Your instructions >> Find and return every line of the data that contains the word "JSON".

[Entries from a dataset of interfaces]
********************

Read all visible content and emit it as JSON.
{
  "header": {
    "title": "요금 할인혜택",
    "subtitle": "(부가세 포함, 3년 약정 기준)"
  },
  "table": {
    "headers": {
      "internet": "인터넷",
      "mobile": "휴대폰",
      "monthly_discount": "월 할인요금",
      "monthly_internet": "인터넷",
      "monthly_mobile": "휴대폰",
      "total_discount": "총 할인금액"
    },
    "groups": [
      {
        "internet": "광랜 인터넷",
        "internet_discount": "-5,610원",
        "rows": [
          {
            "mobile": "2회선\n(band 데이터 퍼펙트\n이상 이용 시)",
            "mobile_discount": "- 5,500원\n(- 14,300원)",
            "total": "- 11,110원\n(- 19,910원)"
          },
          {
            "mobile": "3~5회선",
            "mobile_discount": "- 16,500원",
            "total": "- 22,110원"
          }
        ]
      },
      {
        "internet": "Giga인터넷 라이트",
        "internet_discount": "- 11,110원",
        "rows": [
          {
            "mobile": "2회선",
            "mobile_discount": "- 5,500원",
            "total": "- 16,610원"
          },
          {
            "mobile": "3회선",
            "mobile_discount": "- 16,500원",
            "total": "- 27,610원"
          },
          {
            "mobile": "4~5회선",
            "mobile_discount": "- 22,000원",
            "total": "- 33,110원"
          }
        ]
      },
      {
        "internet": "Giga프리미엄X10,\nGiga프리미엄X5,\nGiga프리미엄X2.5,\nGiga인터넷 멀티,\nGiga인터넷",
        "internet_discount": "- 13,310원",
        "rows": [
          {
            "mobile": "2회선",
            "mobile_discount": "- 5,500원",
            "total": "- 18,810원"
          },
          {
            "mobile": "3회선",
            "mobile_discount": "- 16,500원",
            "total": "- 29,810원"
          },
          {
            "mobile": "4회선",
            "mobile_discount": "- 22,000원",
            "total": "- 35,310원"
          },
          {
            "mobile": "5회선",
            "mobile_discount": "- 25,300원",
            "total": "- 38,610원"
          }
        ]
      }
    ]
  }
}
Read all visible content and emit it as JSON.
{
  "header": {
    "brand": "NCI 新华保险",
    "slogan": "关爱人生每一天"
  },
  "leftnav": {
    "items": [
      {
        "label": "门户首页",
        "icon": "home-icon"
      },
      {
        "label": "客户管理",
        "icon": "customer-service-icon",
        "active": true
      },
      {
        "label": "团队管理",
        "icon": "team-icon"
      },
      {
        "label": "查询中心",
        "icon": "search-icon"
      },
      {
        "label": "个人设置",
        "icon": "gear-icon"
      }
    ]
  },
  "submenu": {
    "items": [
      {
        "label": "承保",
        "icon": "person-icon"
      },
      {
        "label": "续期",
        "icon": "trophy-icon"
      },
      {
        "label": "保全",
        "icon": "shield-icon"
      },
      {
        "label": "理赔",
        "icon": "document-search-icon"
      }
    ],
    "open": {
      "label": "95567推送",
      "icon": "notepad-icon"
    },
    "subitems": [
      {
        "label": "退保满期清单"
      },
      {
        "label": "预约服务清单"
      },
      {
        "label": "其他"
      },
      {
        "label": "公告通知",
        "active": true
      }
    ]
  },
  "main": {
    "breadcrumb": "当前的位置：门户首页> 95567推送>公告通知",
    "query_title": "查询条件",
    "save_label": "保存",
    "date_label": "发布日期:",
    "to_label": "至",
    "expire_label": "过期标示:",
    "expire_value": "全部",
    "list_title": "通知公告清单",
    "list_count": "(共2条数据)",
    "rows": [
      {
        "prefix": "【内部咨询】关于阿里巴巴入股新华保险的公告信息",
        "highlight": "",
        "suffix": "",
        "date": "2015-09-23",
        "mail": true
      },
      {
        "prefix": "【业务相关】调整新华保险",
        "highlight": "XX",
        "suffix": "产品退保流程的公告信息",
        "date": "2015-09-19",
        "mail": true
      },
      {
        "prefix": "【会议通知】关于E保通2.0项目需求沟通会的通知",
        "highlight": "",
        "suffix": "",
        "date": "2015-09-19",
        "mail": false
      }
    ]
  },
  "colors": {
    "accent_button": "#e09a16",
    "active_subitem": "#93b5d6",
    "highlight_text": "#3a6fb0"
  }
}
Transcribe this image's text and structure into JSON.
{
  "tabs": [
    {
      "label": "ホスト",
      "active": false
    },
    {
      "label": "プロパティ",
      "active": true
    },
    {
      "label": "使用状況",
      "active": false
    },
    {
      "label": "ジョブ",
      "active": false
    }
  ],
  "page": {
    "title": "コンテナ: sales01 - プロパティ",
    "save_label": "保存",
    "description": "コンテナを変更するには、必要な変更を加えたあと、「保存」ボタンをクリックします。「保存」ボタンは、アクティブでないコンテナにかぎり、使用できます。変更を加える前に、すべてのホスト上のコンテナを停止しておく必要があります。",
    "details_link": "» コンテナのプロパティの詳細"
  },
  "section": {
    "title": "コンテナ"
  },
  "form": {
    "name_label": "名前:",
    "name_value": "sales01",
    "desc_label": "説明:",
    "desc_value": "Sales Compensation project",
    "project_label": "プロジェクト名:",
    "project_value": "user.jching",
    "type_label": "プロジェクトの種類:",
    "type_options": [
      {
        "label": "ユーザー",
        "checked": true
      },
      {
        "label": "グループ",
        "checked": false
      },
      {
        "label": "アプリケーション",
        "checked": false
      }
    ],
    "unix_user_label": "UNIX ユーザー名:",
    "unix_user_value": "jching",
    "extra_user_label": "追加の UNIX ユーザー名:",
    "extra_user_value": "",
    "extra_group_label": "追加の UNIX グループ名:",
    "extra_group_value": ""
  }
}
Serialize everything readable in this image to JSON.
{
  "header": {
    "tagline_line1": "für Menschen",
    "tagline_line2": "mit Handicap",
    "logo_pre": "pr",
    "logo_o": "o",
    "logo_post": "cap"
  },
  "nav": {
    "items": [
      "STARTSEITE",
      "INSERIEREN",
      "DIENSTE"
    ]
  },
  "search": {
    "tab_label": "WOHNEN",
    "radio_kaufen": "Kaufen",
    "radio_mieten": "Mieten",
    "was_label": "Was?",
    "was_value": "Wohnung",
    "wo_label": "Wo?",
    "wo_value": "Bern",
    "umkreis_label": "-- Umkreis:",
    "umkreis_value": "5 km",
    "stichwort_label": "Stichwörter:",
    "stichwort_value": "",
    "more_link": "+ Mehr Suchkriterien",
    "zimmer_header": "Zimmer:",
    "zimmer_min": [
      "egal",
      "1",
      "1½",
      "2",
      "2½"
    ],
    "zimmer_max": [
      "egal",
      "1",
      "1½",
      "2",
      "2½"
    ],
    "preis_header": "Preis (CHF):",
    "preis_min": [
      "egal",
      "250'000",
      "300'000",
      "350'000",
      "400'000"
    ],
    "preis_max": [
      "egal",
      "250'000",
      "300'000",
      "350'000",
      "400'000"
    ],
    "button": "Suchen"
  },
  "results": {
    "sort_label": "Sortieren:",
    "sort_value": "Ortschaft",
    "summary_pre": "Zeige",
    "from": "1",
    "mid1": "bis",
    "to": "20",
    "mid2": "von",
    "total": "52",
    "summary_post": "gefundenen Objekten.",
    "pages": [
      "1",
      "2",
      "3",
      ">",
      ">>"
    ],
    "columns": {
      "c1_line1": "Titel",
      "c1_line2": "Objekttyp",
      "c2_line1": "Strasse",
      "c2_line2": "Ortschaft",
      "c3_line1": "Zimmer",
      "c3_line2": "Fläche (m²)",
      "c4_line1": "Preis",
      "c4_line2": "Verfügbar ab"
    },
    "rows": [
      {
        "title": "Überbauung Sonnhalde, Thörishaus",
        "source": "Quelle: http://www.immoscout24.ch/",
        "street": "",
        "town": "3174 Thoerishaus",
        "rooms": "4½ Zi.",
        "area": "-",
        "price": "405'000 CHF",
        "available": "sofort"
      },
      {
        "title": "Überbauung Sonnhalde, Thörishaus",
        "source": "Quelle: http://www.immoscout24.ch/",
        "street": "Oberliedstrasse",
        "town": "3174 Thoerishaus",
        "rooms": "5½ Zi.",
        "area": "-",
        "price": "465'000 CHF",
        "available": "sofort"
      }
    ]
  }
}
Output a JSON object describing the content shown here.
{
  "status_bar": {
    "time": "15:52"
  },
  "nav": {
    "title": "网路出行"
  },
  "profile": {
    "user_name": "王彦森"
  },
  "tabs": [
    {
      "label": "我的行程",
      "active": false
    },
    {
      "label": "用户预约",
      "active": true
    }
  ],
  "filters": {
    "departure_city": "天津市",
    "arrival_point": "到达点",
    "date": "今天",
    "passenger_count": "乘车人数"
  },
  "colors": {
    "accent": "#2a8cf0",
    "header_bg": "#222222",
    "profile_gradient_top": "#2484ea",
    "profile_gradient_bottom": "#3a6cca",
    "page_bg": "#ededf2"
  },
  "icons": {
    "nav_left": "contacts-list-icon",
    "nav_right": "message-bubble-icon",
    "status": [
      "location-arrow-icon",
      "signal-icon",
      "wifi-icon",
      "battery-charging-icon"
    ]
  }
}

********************

Response below >>
Read all visible content and emit it as JSON.
Read all visible content and emit it as JSON.
Transcribe this image's text and structure into JSON.
Serialize everything readable in this image to JSON.
Output a JSON object describing the content shown here.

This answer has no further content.